Baseball in Alaska
The final score was the Roaring Gimlets 62 the Pig-Stickers 49. Yes, it was a baseball game! A game played on a December day in 1893 when the temperature was 38 degrees below zero. The diamond was on frozen ice, in a harbor near Herschel Island in the Arctic Ocean. The men off of the whaling ships, looking for a way to pass the time, formed the Herschel Island League and played through the long, cold months for the “Arctic Whalemen’s Pennant”.
The game of baseball has been played in Alaska and the Far North for over a century. History shows that baseball has been an important part of community life in Alaska. Communities played the National Pastime in winter, spring, summer and fall. Often the games were contested on some very uniquely constructed ball fields. One game has even become an annual event and is intentionally played into the early morning hours. And on a few occasions the Governor of Alaska has proven to be an ardent baseball fan and has thrown out the ceremonial first pitch on opening day.
In Nome, in June of 1908, a very unusual ball field was built. The Midnight League of the Arctic Circle, comprised of four teams, needed a playing field. The tundra behind Nome, overlooking Dry Creek, was chosen for the location. The men dug down to frozen ground then covered the ground with jute sacks, sand and gravel from the beach, and clay from the Nome River. The field was great until the rains came and turned it back into a swamp, cutting the season short. Women played baseball in Nome too. On February 13, 1914, the Thunderbolts beat the Lightening Strikers 10 to 2 in a 5 inning game. Their diamond was indoors at the Eagle Hall. Weather was not an issue!
On Thursday, June 21, 1906, in Fairbanks, the first annual summer solstice Midnight Sun Baseball game was played as the result of a bar bet.

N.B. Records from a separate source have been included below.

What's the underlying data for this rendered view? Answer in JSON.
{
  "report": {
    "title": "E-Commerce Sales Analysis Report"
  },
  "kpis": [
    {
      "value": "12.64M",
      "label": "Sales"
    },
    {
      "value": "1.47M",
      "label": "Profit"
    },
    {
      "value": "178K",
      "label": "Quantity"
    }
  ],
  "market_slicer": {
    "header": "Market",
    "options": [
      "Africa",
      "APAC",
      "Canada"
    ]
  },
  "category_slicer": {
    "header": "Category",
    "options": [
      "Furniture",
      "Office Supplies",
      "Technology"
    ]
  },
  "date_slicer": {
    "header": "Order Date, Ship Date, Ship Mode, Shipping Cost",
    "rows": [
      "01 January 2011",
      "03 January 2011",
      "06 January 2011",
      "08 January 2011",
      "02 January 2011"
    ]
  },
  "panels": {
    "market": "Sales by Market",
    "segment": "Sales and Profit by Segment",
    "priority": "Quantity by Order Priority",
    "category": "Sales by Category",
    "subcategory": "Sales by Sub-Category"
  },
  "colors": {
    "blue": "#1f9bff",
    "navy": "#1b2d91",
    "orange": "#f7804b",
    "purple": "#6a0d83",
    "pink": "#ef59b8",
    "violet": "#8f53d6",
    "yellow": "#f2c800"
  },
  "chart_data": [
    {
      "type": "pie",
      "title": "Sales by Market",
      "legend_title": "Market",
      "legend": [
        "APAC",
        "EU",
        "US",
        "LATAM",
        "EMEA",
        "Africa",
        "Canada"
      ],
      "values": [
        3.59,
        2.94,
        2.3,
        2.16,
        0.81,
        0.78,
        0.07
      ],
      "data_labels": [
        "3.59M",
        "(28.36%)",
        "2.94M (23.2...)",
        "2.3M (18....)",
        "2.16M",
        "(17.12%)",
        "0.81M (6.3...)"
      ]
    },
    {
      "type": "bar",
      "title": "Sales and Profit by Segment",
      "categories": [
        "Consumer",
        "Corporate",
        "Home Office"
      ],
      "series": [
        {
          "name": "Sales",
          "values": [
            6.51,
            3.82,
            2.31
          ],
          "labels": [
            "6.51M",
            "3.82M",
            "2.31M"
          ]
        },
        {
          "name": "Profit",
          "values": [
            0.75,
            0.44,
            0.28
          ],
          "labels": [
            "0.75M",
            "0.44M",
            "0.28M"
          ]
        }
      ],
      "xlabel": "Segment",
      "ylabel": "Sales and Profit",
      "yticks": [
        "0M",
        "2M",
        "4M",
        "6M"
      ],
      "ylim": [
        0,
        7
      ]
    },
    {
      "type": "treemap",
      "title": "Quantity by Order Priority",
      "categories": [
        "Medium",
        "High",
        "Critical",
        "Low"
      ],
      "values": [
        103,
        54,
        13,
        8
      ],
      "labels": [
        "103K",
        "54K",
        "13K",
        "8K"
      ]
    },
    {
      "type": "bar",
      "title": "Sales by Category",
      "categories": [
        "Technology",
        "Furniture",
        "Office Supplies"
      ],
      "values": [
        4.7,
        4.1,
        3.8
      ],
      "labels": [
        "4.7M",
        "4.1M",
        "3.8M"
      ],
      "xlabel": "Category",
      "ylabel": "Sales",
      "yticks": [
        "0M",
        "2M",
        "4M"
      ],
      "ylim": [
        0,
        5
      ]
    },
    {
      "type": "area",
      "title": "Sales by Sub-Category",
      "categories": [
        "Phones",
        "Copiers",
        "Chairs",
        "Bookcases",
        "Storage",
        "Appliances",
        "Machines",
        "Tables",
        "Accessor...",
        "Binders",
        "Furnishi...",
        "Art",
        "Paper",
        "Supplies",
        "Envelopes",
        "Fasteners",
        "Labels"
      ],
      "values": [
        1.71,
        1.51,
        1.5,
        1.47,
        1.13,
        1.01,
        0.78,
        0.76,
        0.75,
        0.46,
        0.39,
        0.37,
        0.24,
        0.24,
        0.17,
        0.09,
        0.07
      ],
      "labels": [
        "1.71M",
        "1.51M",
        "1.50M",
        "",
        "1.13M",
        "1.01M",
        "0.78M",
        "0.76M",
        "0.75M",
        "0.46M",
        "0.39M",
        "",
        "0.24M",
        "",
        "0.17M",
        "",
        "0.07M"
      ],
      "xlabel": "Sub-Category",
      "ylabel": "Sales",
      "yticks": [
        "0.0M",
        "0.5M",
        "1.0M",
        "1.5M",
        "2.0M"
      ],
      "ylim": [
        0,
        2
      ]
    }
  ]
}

That year the California Bar “Drinks” defeated the Eagle Club “Smokes” 7 to 4. The game is played on the longest day of summer, beginning at about 10:30 p.m. and ending well after midnight. No artificial lights are used – the only light is from the midnight sun. In 2005 the Midnight Sun Baseball game celebrated 100 years with the Fairbanks Goldpanners defeating the Omaha (Nebraska) Strike Zone 3-1.
In Juneau, on Sunday, May 10th, 1925, the race for the 1925 City League pennant began at City Park. On a beautiful day with a record crowd watching, Governor Scott C. Bone threw out the ceremonial first pitch to open up the season. The American Legion behind the pitching of “Tip” O’Neel routed the Moose who used the MacSpadden twins on the mound. The final score was 17 to 8.

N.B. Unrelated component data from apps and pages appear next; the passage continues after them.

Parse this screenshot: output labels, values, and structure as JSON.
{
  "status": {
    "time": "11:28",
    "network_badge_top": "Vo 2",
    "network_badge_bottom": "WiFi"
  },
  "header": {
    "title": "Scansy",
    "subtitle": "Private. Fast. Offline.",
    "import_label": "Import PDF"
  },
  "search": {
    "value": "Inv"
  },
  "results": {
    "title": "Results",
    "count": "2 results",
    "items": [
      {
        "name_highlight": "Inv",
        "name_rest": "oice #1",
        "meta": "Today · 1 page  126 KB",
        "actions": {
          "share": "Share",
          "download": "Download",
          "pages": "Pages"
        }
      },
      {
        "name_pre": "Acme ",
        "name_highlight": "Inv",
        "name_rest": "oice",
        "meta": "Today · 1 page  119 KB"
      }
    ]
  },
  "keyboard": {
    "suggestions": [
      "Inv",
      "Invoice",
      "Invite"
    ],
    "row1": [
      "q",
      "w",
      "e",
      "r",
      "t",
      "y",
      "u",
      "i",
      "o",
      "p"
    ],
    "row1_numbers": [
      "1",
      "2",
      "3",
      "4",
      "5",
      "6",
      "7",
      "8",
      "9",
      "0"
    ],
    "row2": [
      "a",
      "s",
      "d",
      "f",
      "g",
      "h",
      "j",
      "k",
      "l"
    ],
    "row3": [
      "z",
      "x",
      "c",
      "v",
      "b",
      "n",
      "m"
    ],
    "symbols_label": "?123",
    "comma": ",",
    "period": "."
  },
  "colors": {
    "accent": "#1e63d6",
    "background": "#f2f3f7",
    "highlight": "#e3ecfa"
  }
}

These are just a few events that are a reflection of Alaska’s rich baseball history. Played all over Alaska, baseball has brought and still brings communities together for friendly competition, fun, and entertainment.
The photographs in this online exhibit provide a glimpse into what baseball was like in Alaska over the past century. Hopefully the images will motivate you to grab your bat and ball, glove and spikes (or snowshoes if the conditions dictate) and get out there and add your experiences to Alaska’s unique and colorful baseball past. PLAY BALL!